On appeal from the New Jersey Department of Corrections.
NOT FOR PUBLICATION WITHOUT THE APPROVAL OF THE APPELLATE DIVISION
Submitted August 10, 2010
Before Judges Lihotz and Baxter.
This is an appeal from a June 26, 2009 final agency decision of the New Jersey Department of Corrections (DOC), in which DOC imposed disciplinary sanctions upon Garrick Kirk, then an inmate at South Woods State Prison,*fn1 for committing an act prohibited by N.J.A.C. 10A:4-4.1. In particular, on June 25, 2009, the hearing officer found Kirk guilty of *.203, possession of any prohibited substance such as a drug or intoxicant not prescribed for the inmate by medical or dental staff. The hearing officer imposed a sanction of fifteen days detention, 365 days loss of commutation credits, 365 days loss of administrative segregation, permanent loss of contact visits and confiscation of the contraband.
On appeal, Kirk maintains that the finding of guilt must be reversed because: 1) it was not based upon substantial and credible evidence in the record; 2) he was denied due process when the hearing officer denied his request for confrontation and cross-examination of witnesses and failed to document his request for same; and 3) his due process and confrontation rights were violated by the withholding of information relating to a confidential informant. We reject those contentions and affirm.
On June 16, 2009, acting upon a confidential tip from an inmate, who alleged that Kirk was in possession of a prohibited cellular telephone, Sergeant McKishen placed Kirk in restraints and escorted him to holding cell 1005. The holding cell is described by DOC as a "dry cell," because it has no bed, sink or toilet.
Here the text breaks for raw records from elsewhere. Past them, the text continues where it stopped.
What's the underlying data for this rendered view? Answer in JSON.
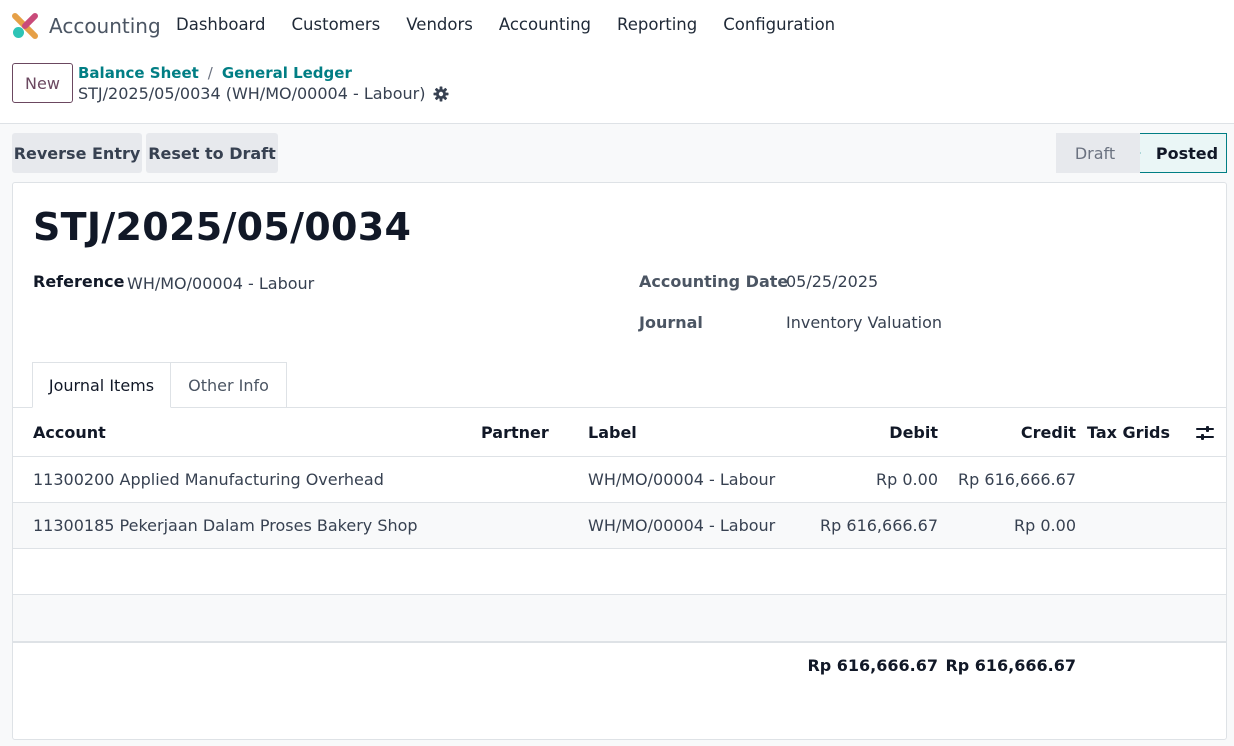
{
  "app": {
    "name": "Accounting",
    "menu": [
      "Dashboard",
      "Customers",
      "Vendors",
      "Accounting",
      "Reporting",
      "Configuration"
    ]
  },
  "control": {
    "new_label": "New",
    "breadcrumbs": [
      "Balance Sheet",
      "General Ledger"
    ],
    "breadcrumb_sep": "/",
    "record_name": "STJ/2025/05/0034 (WH/MO/00004 - Labour)"
  },
  "actions": {
    "reverse_entry": "Reverse Entry",
    "reset_to_draft": "Reset to Draft"
  },
  "status": {
    "steps": [
      "Draft",
      "Posted"
    ],
    "current": "Posted"
  },
  "form": {
    "title": "STJ/2025/05/0034",
    "reference_label": "Reference",
    "reference_value": "WH/MO/00004 - Labour",
    "date_label": "Accounting Date",
    "date_value": "05/25/2025",
    "journal_label": "Journal",
    "journal_value": "Inventory Valuation"
  },
  "tabs": [
    "Journal Items",
    "Other Info"
  ],
  "table": {
    "columns": {
      "account": "Account",
      "partner": "Partner",
      "label": "Label",
      "debit": "Debit",
      "credit": "Credit",
      "tax_grids": "Tax Grids"
    },
    "rows": [
      {
        "account": "11300200 Applied Manufacturing Overhead",
        "partner": "",
        "label": "WH/MO/00004 - Labour",
        "debit": "Rp 0.00",
        "credit": "Rp 616,666.67",
        "tax_grids": ""
      },
      {
        "account": "11300185 Pekerjaan Dalam Proses Bakery Shop",
        "partner": "",
        "label": "WH/MO/00004 - Labour",
        "debit": "Rp 616,666.67",
        "credit": "Rp 0.00",
        "tax_grids": ""
      }
    ],
    "totals": {
      "debit": "Rp 616,666.67",
      "credit": "Rp 616,666.67"
    }
  },
  "colors": {
    "brand_link": "#017e84",
    "new_button": "#6b4860",
    "status_active_border": "#017e84"
  }
}
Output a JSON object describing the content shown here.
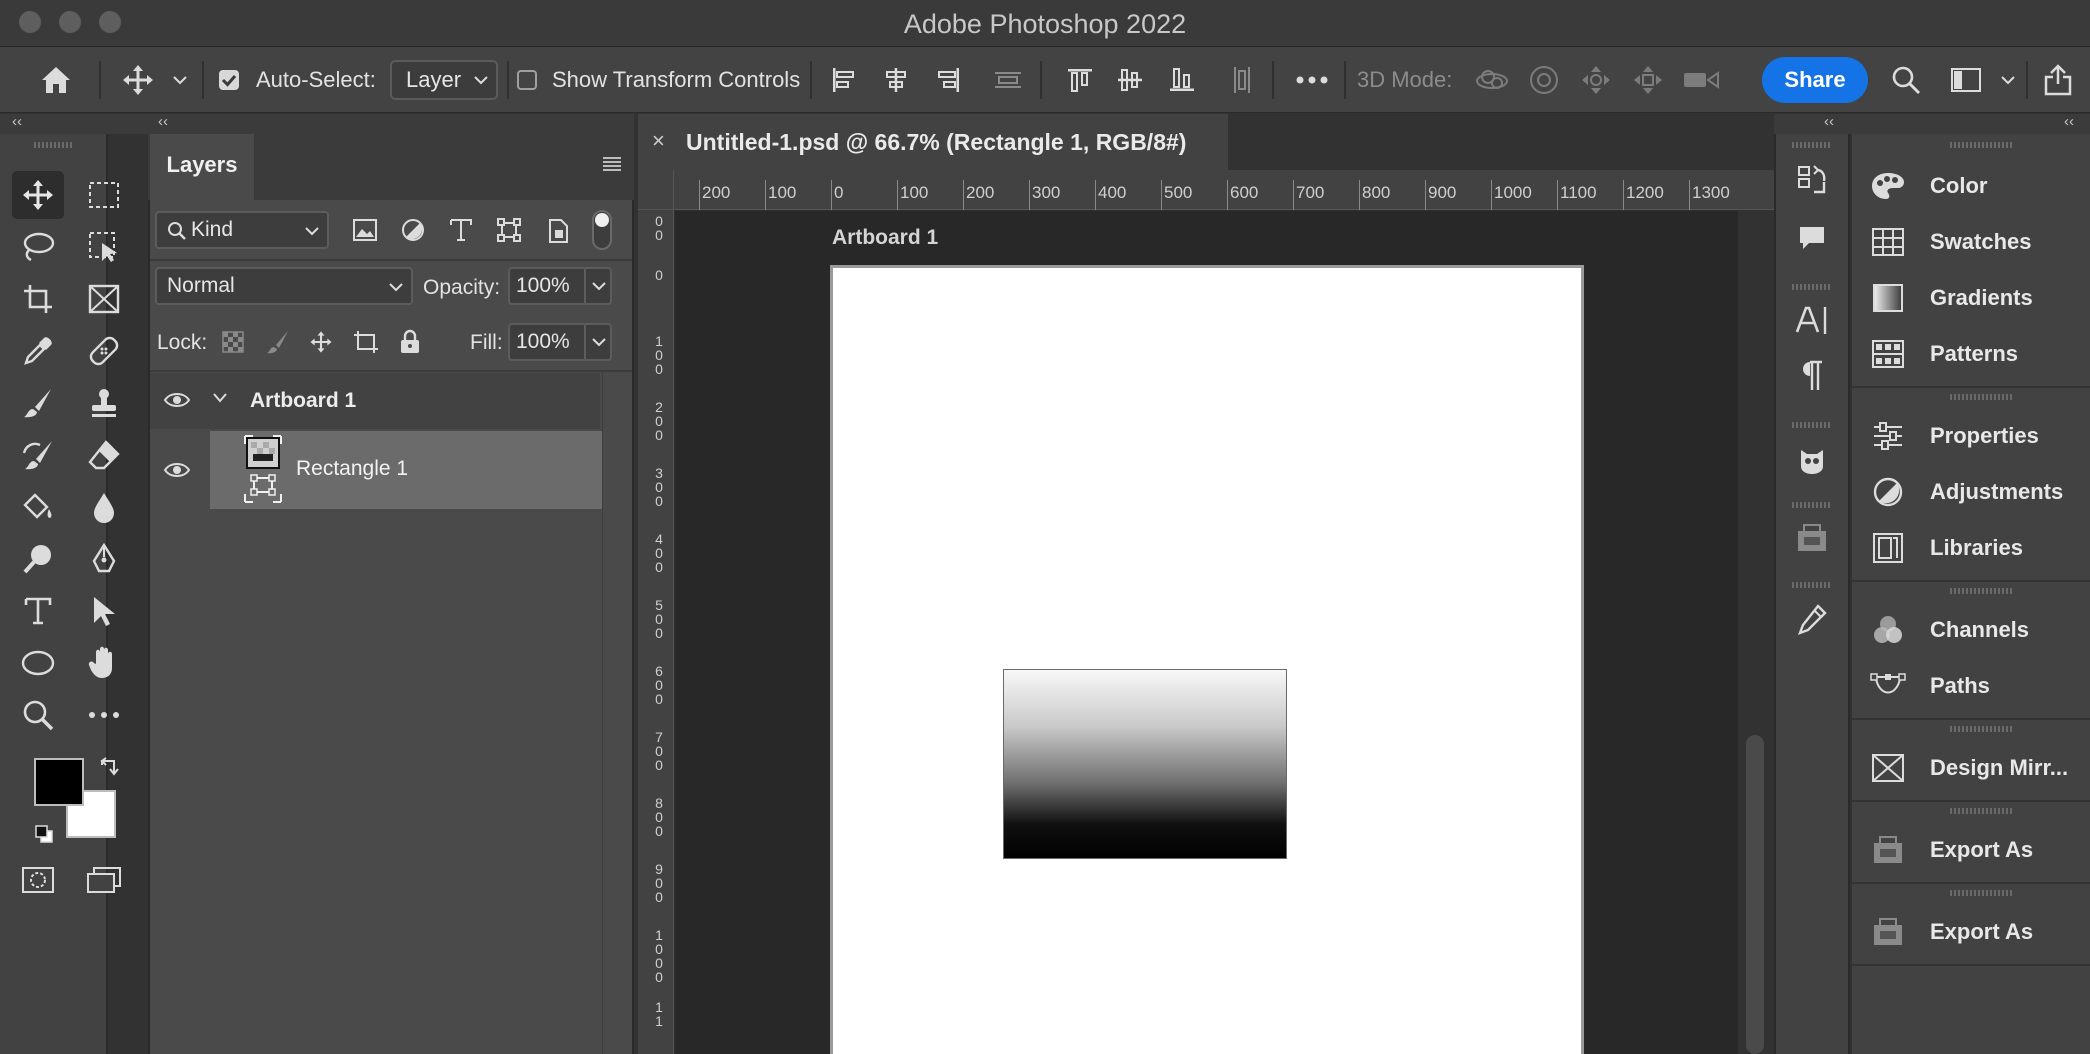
{
  "window": {
    "title": "Adobe Photoshop 2022"
  },
  "options_bar": {
    "auto_select_label": "Auto-Select:",
    "auto_select_checked": true,
    "auto_select_value": "Layer",
    "show_transform_label": "Show Transform Controls",
    "show_transform_checked": false,
    "mode_3d_label": "3D Mode:",
    "share_label": "Share"
  },
  "layers_panel": {
    "tab_label": "Layers",
    "filter_kind": "Kind",
    "blend_mode": "Normal",
    "opacity_label": "Opacity:",
    "opacity_value": "100%",
    "lock_label": "Lock:",
    "fill_label": "Fill:",
    "fill_value": "100%",
    "layers": [
      {
        "name": "Artboard 1",
        "type": "artboard",
        "visible": true,
        "expanded": true
      },
      {
        "name": "Rectangle 1",
        "type": "shape",
        "visible": true,
        "selected": true
      }
    ]
  },
  "document": {
    "tab_title": "Untitled-1.psd @ 66.7% (Rectangle 1, RGB/8#)",
    "close_glyph": "×",
    "artboard_label": "Artboard 1",
    "ruler_top": [
      "200",
      "100",
      "0",
      "100",
      "200",
      "300",
      "400",
      "500",
      "600",
      "700",
      "800",
      "900",
      "1000",
      "1100",
      "1200",
      "1300"
    ],
    "ruler_left": [
      "0\n0",
      "0",
      "1\n0\n0",
      "2\n0\n0",
      "3\n0\n0",
      "4\n0\n0",
      "5\n0\n0",
      "6\n0\n0",
      "7\n0\n0",
      "8\n0\n0",
      "9\n0\n0",
      "1\n0\n0\n0",
      "1\n1"
    ]
  },
  "right_panels": [
    {
      "label": "Color",
      "icon": "color-palette-icon"
    },
    {
      "label": "Swatches",
      "icon": "swatches-grid-icon"
    },
    {
      "label": "Gradients",
      "icon": "gradient-icon"
    },
    {
      "label": "Patterns",
      "icon": "patterns-icon"
    },
    {
      "label": "Properties",
      "icon": "sliders-icon"
    },
    {
      "label": "Adjustments",
      "icon": "adjustments-icon"
    },
    {
      "label": "Libraries",
      "icon": "libraries-icon"
    },
    {
      "label": "Channels",
      "icon": "channels-icon"
    },
    {
      "label": "Paths",
      "icon": "paths-icon"
    },
    {
      "label": "Design Mirr...",
      "icon": "design-mirror-icon"
    },
    {
      "label": "Export As",
      "icon": "export-as-icon"
    },
    {
      "label": "Export As",
      "icon": "export-as-icon"
    }
  ],
  "colors": {
    "foreground": "#000000",
    "background": "#ffffff",
    "accent": "#1473e6"
  }
}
A "dry cell" is used when an inmate is under suspicion for having ingested or hidden contraband in his body. Kirk was placed in the Body Orifice Scanning System (BOSS) chair, which emitted a positive signal for a metallic foreign object. Further medical testing ultimately revealed that the BOSS chair was detecting not a concealed cell phone, but instead surgical pins that had earlier been inserted in Kirk's hip.
Prior to Kirk's placement in holding cell 1005, Officer Spindler searched the cell and found it to be clear of any contraband. When Kirk was removed from cell 1005, Senior Corrections Officer McCoy searched the cell and found three latex balloons containing a green leafy substance, which tested positive for marijuana.
Immediately after the marijuana was confiscated, Kirk was ordered to provide a urine sample. When the urine sample tested positive for the presence of THC, the active ingredient in marijuana, DOC charged Kirk with possession of a prohibited substance, *.203.
Although the hearing began on June 19, 2009, it was adjourned on three occasions, first because Kirk was on close watch in a dry cell, and later to allow the hearing officer to obtain seizure of evidence reports and to determine why Kirk had been placed in a dry cell. On June 25, the hearing was concluded.
The hearing officer's June 25, 2009 final adjudication report noted that Kirk defended the charge by maintaining that the marijuana was not his, but instead belonged to another inmate who had been in the dry cell before he was placed there and that the corrections officers failed to search the cell after the other inmate was removed and before Kirk was placed there. The hearing officer's report also specifically notes that Kirk was offered the opportunity both before the hearing, and at the hearing, to present witnesses but chose not to do so; and that when offered the opportunity to cross-examine adverse witnesses, he "declined" to do so. After considering the written reports of the corrections officers who searched dry cell 1005, discovered the marijuana and ordered the urine sample, the hearing officer found Kirk guilty of possession of marijuana. After an associate prison administrator affirmed the finding of guilt on June 26, 2009, Kirk filed the present appeal.
Our scope of review is a narrow one, and Kirk's contentions are reviewed in accordance with that standard. We must affirm unless the agency's decision was arbitrary, capricious, unreasonable or unsupported by credible evidence in the ...